The car mechanic’s counting out his bills
behind the E-Z Mart at one a.m.;
he’ll toss rocks at beer bottles just for thrills
until his dealer comes, it’s fine with him.
He draws in a deep breath and sees the light
swerve from the highway, puzzling the back wall
he leans against just to keep out of sight.
A quarter bag and some fentanyl, that’s all.
His phone vibrates again though nothing’s wrong.
For two years he’s been living in a trailer
with a girl who works at Publix. They get along
even if sometimes she says he’s a failure—
what can he say to that? Sure. He lives cheap.
They’ll fight until she forces a decision,
then roll around on the couch. Once she’s asleep
he’ll take a dose and watch some television.
At night he dreams of cylinders and sprockets,
the trucks and cars too busted up to fix;
startled awake, eyes aching in their sockets,
he’ll watch the clock hands grope their way to six.
A car pulls up but he can see it’s not
his hookup. Just kids with nothing else to do
but drink a six-pack in the parking lot
before they head out to the lake to screw.
He had his share of mischief, too, Lord knows.
The girls don’t eye him in the check-out aisle
much anymore, the ones with painted toes.
A few years back, at least, they used to smile.
The boys can see the grease that stains his hands;
they all think, damn, who wants to work that hard?
He spends the day beneath their dads’ sedans
while they play tackle football in the yard.
Chasing a football blew out both his knees
and broke his wrist. That was three years ago.
Customers say, “go Stags,” and toss their keys,
then look at him real close as if they know.
A text says no one’s coming. The BP sign
flickers over the pumps, and though it’s half-
past two now, and he’s tired, he’s feeling fine
enough to think it’s all a bust, and laugh.
And, anyway, it’s good to be alone
with the gas fumes and blinking traffic light
and fifteen missed calls lighting up his phone.
Later, he thinks, once he and his girl fight,
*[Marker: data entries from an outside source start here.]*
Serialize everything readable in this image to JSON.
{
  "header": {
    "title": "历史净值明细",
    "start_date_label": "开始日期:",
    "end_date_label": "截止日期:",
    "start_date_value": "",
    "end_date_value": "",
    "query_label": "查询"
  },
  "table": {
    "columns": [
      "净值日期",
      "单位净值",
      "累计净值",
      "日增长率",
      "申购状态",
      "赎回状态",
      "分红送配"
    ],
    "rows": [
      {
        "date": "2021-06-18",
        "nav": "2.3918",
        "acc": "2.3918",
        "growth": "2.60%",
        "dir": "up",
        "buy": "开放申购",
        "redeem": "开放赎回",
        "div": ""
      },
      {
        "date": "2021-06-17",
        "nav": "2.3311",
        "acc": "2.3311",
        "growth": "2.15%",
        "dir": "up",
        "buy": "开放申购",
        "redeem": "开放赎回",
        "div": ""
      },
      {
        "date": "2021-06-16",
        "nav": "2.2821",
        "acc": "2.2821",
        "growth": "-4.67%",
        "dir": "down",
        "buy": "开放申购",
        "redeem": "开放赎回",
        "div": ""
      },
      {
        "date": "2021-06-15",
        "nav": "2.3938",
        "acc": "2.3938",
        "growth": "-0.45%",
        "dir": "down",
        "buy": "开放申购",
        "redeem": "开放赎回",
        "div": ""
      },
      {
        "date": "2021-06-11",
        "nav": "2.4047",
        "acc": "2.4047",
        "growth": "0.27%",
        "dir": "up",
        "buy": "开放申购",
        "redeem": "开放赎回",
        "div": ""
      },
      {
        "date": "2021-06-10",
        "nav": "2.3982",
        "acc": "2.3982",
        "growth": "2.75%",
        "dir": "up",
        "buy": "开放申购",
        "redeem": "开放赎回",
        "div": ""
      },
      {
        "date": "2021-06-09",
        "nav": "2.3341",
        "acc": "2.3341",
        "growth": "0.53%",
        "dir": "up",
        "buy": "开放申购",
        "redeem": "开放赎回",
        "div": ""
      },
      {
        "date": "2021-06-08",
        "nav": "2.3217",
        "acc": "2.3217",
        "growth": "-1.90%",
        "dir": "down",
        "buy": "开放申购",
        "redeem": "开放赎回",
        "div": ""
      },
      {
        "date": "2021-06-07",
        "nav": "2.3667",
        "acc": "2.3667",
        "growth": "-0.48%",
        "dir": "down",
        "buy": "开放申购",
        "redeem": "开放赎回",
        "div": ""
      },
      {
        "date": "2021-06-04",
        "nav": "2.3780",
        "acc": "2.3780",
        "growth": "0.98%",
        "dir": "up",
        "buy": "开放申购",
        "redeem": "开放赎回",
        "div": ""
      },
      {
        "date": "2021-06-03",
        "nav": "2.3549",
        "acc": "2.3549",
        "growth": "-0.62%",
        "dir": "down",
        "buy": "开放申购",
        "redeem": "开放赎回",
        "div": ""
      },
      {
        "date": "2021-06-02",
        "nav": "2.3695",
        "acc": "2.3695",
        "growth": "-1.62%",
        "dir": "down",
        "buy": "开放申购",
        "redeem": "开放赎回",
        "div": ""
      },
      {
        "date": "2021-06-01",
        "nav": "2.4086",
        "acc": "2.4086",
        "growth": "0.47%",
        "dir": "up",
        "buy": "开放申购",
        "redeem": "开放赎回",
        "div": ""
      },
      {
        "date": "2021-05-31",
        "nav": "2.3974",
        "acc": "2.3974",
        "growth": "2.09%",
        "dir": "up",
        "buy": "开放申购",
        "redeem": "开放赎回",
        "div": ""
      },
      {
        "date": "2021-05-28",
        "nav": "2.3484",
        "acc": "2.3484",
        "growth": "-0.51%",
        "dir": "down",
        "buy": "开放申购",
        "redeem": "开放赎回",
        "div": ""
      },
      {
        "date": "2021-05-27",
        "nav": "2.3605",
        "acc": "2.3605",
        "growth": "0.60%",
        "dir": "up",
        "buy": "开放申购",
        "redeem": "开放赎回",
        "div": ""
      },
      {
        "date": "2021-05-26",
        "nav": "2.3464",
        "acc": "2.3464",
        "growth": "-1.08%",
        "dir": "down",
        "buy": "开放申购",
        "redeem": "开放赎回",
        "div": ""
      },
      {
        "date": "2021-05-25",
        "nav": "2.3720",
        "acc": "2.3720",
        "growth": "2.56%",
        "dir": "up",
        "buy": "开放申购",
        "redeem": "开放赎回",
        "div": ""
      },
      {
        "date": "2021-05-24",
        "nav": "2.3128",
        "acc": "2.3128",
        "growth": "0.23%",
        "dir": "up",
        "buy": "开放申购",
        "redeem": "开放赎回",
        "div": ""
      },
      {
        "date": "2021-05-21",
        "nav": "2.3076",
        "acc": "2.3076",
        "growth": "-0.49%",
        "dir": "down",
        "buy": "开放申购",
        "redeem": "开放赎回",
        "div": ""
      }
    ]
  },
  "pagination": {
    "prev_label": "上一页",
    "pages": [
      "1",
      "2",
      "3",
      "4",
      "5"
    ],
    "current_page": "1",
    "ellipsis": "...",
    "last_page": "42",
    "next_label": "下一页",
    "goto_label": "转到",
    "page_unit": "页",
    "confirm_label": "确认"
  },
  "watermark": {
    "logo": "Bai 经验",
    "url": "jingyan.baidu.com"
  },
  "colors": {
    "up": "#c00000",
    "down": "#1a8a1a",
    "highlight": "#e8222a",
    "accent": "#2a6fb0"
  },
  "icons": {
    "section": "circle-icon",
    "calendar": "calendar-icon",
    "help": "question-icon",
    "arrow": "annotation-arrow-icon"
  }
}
and once she falls asleep on his left arm,
he’ll stare at the divots on the ceiling tile
and wait to hear the clock sound its alarm
while the night’s odometer counts one more mile.